Data records.
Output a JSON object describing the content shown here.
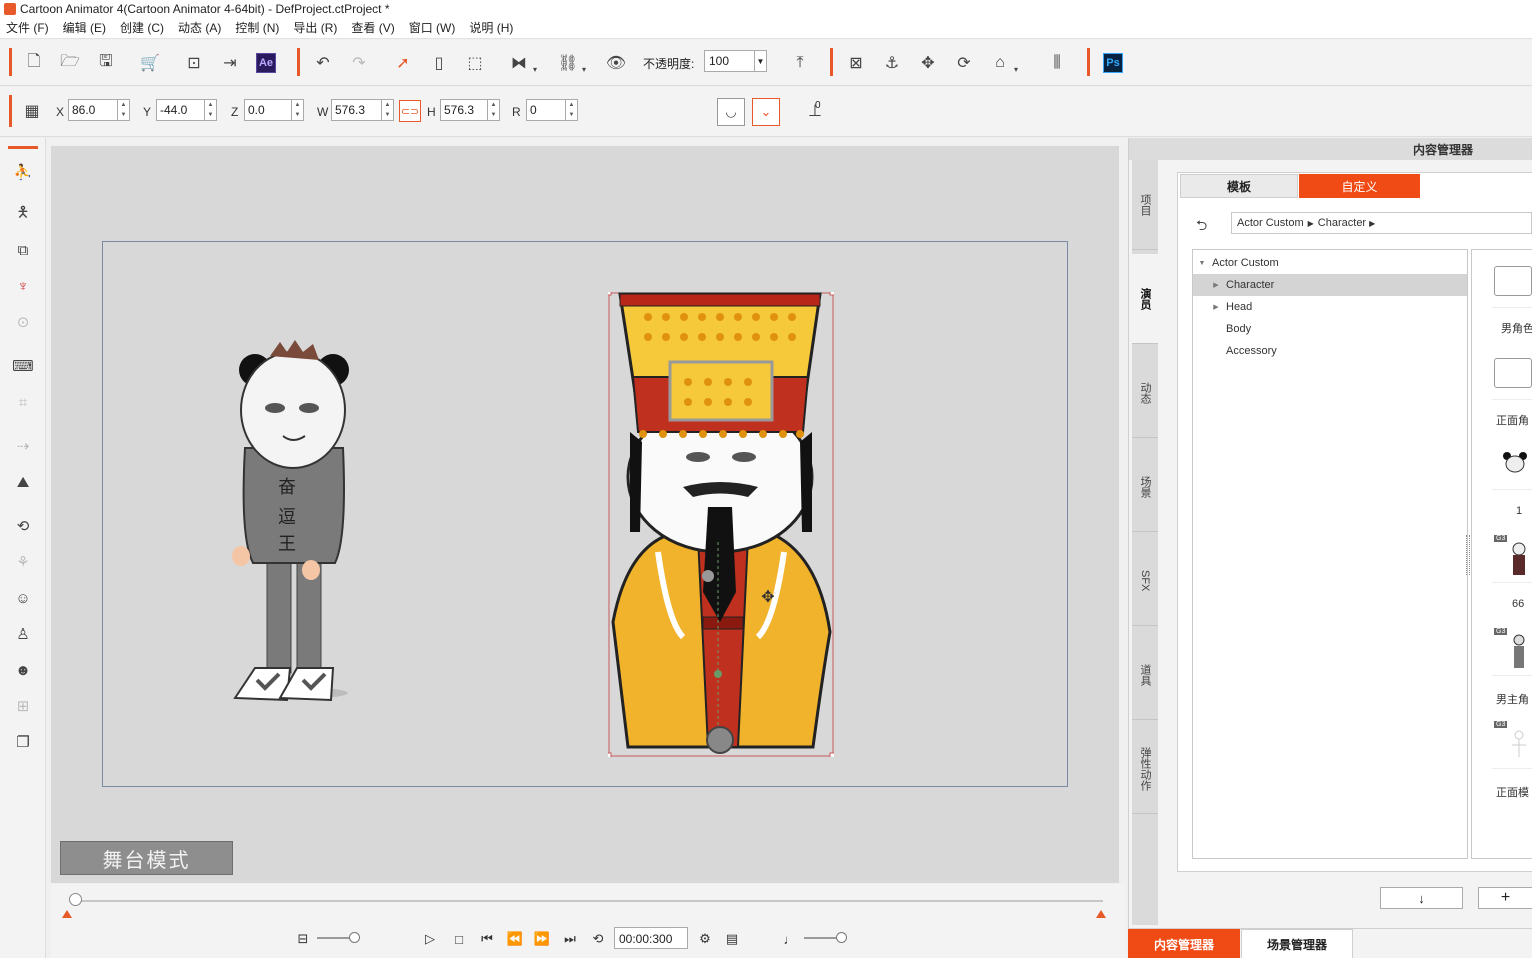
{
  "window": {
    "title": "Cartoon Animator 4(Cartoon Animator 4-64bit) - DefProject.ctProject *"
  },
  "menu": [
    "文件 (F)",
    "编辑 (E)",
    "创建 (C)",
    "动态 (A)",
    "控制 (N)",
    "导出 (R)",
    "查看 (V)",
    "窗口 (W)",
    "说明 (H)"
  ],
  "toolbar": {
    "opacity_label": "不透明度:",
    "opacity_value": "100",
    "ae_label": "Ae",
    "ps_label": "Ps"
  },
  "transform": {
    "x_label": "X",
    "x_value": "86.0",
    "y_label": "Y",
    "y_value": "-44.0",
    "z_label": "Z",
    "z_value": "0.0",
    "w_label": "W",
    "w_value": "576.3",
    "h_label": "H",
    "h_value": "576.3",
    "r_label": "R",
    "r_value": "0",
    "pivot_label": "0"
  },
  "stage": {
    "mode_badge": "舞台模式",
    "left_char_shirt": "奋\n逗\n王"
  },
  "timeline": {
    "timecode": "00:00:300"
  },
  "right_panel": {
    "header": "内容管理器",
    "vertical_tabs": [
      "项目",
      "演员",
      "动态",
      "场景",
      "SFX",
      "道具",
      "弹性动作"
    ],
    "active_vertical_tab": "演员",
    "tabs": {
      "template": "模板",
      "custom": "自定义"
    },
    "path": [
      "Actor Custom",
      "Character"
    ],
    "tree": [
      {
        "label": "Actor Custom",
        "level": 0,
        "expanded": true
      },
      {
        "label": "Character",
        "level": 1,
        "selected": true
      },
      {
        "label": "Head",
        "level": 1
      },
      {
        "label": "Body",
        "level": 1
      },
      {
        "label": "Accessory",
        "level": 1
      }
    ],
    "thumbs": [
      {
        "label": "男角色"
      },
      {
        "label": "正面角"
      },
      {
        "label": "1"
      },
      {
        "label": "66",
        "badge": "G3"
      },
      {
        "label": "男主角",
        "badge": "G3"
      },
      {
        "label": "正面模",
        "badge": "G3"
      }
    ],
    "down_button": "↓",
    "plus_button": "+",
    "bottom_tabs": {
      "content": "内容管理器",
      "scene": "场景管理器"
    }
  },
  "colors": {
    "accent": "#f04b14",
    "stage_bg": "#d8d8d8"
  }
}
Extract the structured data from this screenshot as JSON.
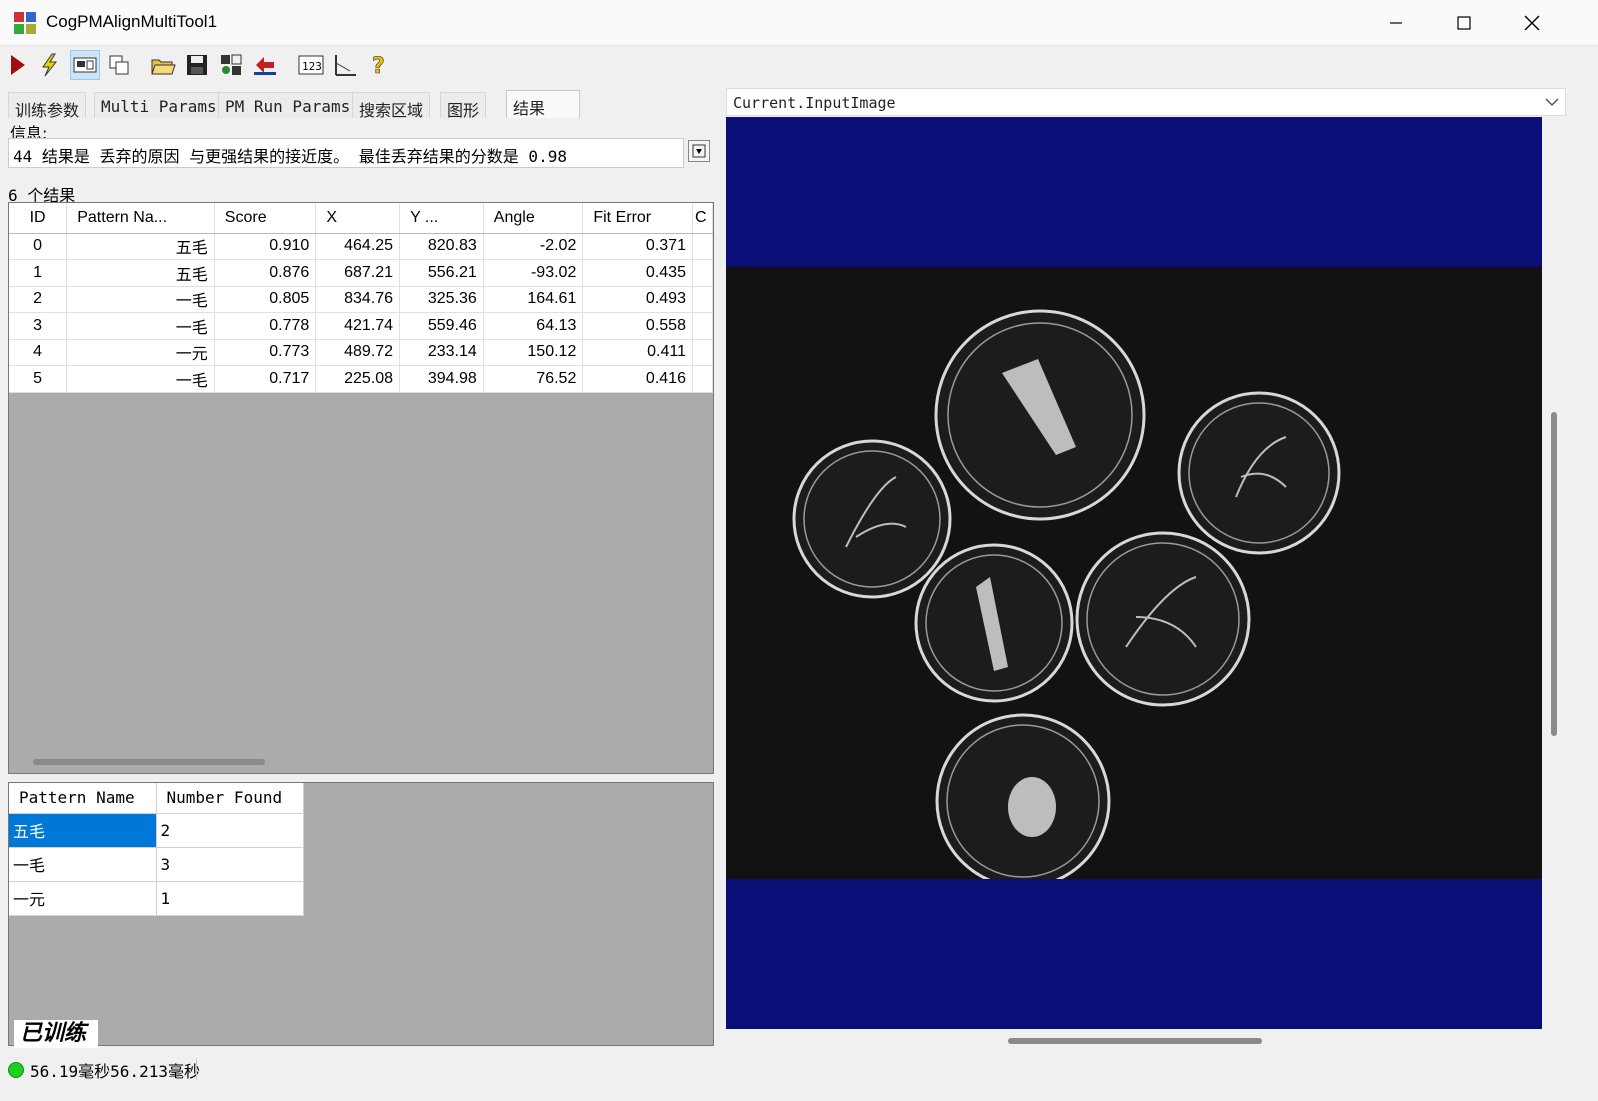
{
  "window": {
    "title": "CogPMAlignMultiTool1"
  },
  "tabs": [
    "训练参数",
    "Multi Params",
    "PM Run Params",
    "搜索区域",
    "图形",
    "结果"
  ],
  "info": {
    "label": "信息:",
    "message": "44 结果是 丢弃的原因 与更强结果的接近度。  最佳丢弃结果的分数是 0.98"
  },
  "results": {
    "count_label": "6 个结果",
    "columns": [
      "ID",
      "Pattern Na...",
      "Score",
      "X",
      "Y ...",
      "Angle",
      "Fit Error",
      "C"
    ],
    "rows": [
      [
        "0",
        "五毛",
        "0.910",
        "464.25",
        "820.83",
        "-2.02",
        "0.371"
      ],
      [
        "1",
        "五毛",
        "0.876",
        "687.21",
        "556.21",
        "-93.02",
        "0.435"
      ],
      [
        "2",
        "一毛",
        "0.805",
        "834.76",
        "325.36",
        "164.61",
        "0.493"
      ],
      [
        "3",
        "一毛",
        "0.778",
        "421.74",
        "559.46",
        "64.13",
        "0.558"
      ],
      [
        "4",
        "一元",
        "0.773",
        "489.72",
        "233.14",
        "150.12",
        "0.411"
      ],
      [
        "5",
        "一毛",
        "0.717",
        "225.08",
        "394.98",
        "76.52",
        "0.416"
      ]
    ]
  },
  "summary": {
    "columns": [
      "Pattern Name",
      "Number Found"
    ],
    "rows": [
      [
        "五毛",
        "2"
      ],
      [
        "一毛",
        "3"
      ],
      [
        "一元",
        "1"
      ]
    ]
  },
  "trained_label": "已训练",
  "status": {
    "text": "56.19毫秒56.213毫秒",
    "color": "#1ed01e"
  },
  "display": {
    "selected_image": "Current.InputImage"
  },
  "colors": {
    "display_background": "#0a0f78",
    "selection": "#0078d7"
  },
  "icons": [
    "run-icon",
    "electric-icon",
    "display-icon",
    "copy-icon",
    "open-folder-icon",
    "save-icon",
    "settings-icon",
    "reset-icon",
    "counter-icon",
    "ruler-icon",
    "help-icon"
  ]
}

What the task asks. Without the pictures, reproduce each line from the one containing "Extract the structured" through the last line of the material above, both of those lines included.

Response to the task.
Extract the structured data from this screenshot as JSON.
{
  "window": {
    "title": "CogPMAlignMultiTool1"
  },
  "tabs": [
    "训练参数",
    "Multi Params",
    "PM Run Params",
    "搜索区域",
    "图形",
    "结果"
  ],
  "info": {
    "label": "信息:",
    "message": "44 结果是 丢弃的原因 与更强结果的接近度。  最佳丢弃结果的分数是 0.98"
  },
  "results": {
    "count_label": "6 个结果",
    "columns": [
      "ID",
      "Pattern Na...",
      "Score",
      "X",
      "Y ...",
      "Angle",
      "Fit Error",
      "C"
    ],
    "rows": [
      [
        "0",
        "五毛",
        "0.910",
        "464.25",
        "820.83",
        "-2.02",
        "0.371"
      ],
      [
        "1",
        "五毛",
        "0.876",
        "687.21",
        "556.21",
        "-93.02",
        "0.435"
      ],
      [
        "2",
        "一毛",
        "0.805",
        "834.76",
        "325.36",
        "164.61",
        "0.493"
      ],
      [
        "3",
        "一毛",
        "0.778",
        "421.74",
        "559.46",
        "64.13",
        "0.558"
      ],
      [
        "4",
        "一元",
        "0.773",
        "489.72",
        "233.14",
        "150.12",
        "0.411"
      ],
      [
        "5",
        "一毛",
        "0.717",
        "225.08",
        "394.98",
        "76.52",
        "0.416"
      ]
    ]
  },
  "summary": {
    "columns": [
      "Pattern Name",
      "Number Found"
    ],
    "rows": [
      [
        "五毛",
        "2"
      ],
      [
        "一毛",
        "3"
      ],
      [
        "一元",
        "1"
      ]
    ]
  },
  "trained_label": "已训练",
  "status": {
    "text": "56.19毫秒56.213毫秒",
    "color": "#1ed01e"
  },
  "display": {
    "selected_image": "Current.InputImage"
  },
  "colors": {
    "display_background": "#0a0f78",
    "selection": "#0078d7"
  },
  "icons": [
    "run-icon",
    "electric-icon",
    "display-icon",
    "copy-icon",
    "open-folder-icon",
    "save-icon",
    "settings-icon",
    "reset-icon",
    "counter-icon",
    "ruler-icon",
    "help-icon"
  ]
}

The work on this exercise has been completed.